How we continue providing emotional support for people facing cancer throughout COVID-19
September 22 is World CML Day! Our Region Head Mei Ching Ong caught up with our partner physician in Armenia to talk about the importance of this day and bridging access to treatment and care for CML patients worldwide.
Providing dignity and hope for patients and their families is both challenging and rewarding.
At The Max Foundation, we’re also continuously growing our brand and messaging to reflect the growing needs of our global communities and the patients we support. Today, we’re announcing an update in how we communicate our model: our Wraparound Support pillar will now be called Patient Services!
They’re patients, physicians, pharmacists, police officers, caregivers, and cancer care advocates stepping up to help vulnerable patients continue to have access to treatment throughout the global pandemic closures.
In honor of International Women’s Day, we’re celebrating the female clinicians worldwide who join us to bridge access to treatment for their patients.
Bunthan Kahn was diagnosed with chronic myeloid leukemia (CML) in 2017. He’s a tour guide, a husband, a young father, and an avid learner. From traveling far to meet with specialized physicians, to seeking treatment in his country, his journey toward finding hope took perseverance.
For the 20th anniversary of World Cancer Day, we asked our global team members, physicians, patients, caregivers, and advocates to share what progress in cancer care means to them. Progress...
Every year our South Asia team organizes 15–20 meetings that unite hundreds of the patients we serve, their families, caregivers, and physicians. These meetings provide a safe and comfortable platform for everyone to share their insights and learn from each other’s experiences with cancer.
One of the things I observed at Maputo Central Hospital was the level of comfort and trust between the physician and the patient. It is remarkable because until today the doctors had no effective treatment to give. And yet the patients came back, time after time, for regular check-ups, never losing hope.

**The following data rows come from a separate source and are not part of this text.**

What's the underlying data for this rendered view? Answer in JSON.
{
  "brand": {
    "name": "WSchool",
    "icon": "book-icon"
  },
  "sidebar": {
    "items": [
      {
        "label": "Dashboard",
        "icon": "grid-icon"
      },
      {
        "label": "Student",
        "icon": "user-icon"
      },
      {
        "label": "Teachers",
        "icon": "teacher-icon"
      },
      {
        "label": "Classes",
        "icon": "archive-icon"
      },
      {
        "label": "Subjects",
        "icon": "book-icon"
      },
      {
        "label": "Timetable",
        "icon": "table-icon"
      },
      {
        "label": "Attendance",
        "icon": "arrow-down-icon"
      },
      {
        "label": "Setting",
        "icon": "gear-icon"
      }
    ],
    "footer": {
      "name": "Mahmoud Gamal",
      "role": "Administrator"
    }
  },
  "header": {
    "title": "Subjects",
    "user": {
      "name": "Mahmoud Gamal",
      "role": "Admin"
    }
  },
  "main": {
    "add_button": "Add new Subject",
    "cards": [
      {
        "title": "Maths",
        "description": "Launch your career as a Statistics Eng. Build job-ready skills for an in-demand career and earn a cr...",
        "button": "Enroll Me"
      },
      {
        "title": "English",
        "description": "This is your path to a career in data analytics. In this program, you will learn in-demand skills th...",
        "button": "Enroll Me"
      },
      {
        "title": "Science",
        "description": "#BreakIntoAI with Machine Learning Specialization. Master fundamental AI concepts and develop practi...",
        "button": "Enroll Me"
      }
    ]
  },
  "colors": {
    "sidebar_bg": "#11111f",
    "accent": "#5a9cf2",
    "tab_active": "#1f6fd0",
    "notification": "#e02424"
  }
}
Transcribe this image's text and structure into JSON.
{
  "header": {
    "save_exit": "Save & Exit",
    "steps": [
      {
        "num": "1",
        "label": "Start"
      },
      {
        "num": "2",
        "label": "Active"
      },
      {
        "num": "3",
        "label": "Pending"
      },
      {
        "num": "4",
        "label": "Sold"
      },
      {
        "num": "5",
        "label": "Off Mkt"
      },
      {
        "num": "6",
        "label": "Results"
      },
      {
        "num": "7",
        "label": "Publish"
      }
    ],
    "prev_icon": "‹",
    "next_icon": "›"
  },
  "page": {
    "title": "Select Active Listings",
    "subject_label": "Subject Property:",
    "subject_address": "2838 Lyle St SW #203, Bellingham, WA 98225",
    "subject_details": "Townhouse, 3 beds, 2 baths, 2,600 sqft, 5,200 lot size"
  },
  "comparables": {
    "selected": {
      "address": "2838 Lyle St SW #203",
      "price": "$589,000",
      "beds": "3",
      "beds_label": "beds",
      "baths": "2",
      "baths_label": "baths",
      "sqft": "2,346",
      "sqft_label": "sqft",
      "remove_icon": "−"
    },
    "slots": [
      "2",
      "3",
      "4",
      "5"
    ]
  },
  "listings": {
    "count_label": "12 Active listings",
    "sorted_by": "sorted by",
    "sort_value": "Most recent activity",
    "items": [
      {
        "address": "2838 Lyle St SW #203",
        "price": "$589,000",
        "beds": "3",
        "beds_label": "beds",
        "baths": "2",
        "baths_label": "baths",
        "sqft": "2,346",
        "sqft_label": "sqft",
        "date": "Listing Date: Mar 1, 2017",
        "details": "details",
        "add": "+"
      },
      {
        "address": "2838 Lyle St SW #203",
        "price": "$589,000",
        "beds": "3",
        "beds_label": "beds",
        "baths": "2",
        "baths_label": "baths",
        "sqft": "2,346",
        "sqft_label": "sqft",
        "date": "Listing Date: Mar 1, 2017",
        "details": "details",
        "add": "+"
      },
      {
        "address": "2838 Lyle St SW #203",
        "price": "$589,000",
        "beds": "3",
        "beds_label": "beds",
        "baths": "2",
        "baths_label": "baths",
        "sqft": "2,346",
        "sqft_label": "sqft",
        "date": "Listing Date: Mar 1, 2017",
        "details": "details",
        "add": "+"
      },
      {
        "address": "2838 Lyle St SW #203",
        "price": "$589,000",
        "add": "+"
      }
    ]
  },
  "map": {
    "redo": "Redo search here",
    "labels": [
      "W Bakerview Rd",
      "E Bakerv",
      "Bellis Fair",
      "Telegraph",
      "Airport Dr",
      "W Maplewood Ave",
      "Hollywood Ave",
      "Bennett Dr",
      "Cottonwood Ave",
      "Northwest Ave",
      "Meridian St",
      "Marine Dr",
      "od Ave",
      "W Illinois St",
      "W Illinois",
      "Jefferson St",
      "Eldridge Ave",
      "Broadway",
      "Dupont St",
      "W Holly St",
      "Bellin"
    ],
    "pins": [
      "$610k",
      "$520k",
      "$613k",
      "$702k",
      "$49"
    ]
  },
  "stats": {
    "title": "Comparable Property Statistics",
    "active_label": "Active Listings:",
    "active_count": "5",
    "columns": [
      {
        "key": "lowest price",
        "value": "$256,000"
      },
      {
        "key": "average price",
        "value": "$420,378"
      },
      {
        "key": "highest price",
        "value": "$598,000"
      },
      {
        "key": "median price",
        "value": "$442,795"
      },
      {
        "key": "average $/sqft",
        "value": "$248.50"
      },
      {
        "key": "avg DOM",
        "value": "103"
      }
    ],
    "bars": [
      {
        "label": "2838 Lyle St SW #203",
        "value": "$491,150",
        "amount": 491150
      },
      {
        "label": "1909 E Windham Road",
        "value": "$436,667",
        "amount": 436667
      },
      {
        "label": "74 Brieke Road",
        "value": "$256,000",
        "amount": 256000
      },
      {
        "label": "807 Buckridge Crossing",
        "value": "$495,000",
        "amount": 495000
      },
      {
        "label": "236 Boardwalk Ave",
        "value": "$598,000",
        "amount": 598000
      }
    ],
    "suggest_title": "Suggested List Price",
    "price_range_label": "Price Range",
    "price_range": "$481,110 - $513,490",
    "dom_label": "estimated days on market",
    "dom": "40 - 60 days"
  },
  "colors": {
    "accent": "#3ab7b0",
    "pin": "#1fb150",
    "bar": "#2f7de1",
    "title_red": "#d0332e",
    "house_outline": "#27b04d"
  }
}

In April of 2015, a magnitude-7.8 earthquake, known as the Gorkha earthquake, devastated Nepal, crumbling multi-story buildings in its capital, Kathmandu. In the midst of the aftermath, Nabin, a 41-year-old...